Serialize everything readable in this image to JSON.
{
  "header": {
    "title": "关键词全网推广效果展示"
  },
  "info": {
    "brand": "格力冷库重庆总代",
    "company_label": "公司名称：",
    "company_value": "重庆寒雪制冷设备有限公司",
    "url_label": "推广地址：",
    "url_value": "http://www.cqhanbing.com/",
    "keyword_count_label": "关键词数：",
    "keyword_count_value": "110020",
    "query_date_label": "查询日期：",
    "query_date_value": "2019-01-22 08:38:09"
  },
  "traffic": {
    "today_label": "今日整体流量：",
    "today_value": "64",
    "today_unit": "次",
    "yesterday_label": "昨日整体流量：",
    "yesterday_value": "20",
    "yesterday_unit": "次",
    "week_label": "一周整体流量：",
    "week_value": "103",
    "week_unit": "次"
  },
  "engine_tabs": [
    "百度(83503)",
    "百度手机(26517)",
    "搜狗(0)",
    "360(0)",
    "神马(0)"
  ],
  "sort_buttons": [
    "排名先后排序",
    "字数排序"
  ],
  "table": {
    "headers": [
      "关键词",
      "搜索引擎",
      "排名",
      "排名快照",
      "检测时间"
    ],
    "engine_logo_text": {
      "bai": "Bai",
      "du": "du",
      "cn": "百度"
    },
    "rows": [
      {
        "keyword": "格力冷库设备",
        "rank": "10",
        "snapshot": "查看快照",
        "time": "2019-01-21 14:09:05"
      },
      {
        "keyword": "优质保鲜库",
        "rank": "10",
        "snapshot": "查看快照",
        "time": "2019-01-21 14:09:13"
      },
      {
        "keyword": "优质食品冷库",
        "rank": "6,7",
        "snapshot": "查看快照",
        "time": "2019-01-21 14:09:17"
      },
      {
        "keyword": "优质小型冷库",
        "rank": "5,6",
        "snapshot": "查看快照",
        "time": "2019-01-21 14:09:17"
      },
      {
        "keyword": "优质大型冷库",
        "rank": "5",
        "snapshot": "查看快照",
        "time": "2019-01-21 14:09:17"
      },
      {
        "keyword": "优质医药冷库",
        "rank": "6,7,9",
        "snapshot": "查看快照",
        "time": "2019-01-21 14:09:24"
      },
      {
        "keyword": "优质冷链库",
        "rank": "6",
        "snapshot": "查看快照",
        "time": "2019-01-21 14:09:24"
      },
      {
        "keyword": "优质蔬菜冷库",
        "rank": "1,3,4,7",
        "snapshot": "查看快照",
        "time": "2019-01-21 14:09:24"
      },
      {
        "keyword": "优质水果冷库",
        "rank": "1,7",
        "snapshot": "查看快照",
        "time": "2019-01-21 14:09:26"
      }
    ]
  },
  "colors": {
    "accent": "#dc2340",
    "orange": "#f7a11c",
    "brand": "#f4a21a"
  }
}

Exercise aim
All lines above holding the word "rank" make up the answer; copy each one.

Answer for this exercise
        "rank": "10",
        "rank": "10",
        "rank": "6,7",
        "rank": "5,6",
        "rank": "5",
        "rank": "6,7,9",
        "rank": "6",
        "rank": "1,3,4,7",
        "rank": "1,7",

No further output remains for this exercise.